by Jack Dini
New research from Carnegie Mellon University shows that consuming more fruits, vegetables, diary and seafood is more harmful to the environment because these foods have relatively high resource uses and green gas emissions per calorie. (1)
Eating the recommended 'healthier' foods—a mix of fruits, vegetables, dairy and seafood—increased the environmental impact in all three categories: energy use went up by 38 percent, water use by 10 percent and greenhouse gas emissions by 6 percent.
“Eating lettuce is over three times worse in greenhouse gas emissions than eating bacon,” said Paul Fischbeck, professor of social and decision sciences. “Lots of common vegetables require more resources per calorie than you would think. Eggplant, celery, and cucumbers look particularly bad when compared to pork or chicken.” (1)
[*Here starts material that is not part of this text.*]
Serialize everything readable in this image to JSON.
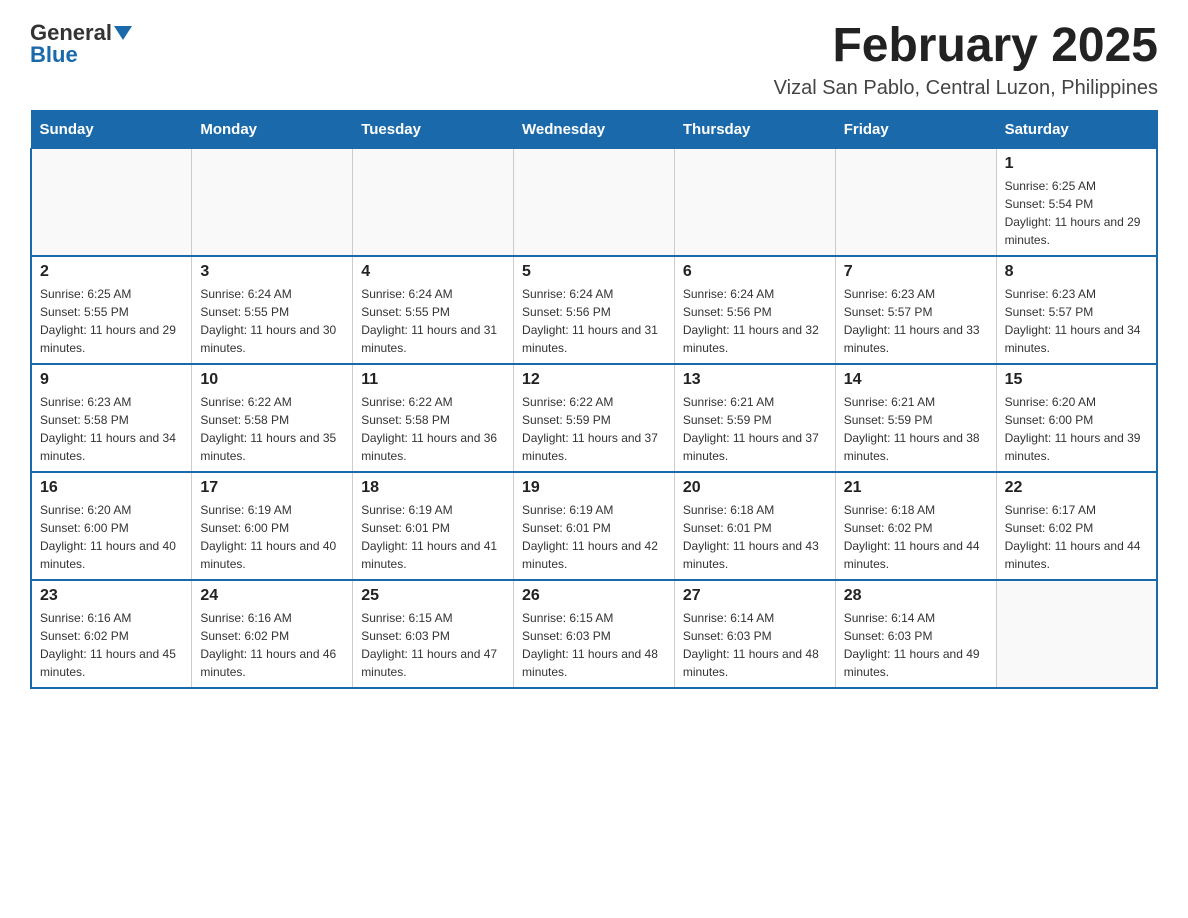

And speaking of lettuce, here's what Tamar Haspel reports: “Salad vegetables are pitifully low in nutrition. The biggest thing wrong with salads is lettuce, and the biggest thing wrong with lettuce is that it's a leafy-green waste of resources. Salad is one food that has almost nothing going for it. It occupies precious crop acreage, requires fossil fuels to be shipped refrigerated around the world, and adds nothing but crunch to the plate.” (2)
Researchers Charles Benbrook and colleague Donald Davis developed a nutrient quality index—a way to rate foods based on how much of 27 nutrients they contain per 100 calories. Four of the five lowest ranking vegetables (by serving size) are salad ingredients: cucumbers, radishes, iceberg lettuce, and celery. The fifth is eggplant. (2)
Then there are nitrates which concern some folks. As far as humans are concerned, most of the nitrates we receive come from vegetables, about 80 percent. About 10 to 15 percent come from water. (3)
Beets, celery, lettuce, and spinach provide us between 75 and 100 mg of nitrates a day, while vegetarians get more than 250 mg. (4)
So, should one stop being a vegetarian? No, says Ross Pomeroy who cites the following reports. In a 2009 review, the Academy of Nutrition and Dietetics, the largest organization of food and nutrition professionals in the US, declared that 'appropriately planned vegetarian diets, including total vegetarian or vegan diets, are healthful, nutritionally adequate, and may provide health benefits in the prevention and treatment of certain diseases.' More recently, a 2012 review published in the Journal of Public Health Nutrition found that vegetarian diets have not shown any adverse effects on health. (5)
So in spite of higher greenhouse gas emissions, low nutrition salads, and higher nitrate contents, choice of vegetarianism is supported by some studies. Take your pick.
1. Shilo Rea, “Vegetarian and healthy diets could be more harmful to the environment,” cmu.edu/news, December 14, 2015
2. Tamar Haspel, “Why salad is so overrated,” The Washington Post, August 23, 2015
3. Jean-Louis L'Hirondel, “Are dietary nitrates a threat to human health?”, in Fearing Food, Julian Morris and Roger Bate, Editors, (Oxford, Butterworth Heinemann, 1999), 38
4. Bjorn Lomborg, The Skeptical Environmentalist, (Cambridge, Cambridge University Press, 2001), 202
5. Ross Pomeroy, “Large study finds vegetarians have poorer health, lower quality of life than meat eaters,” realclearscience.com, April 4, 2014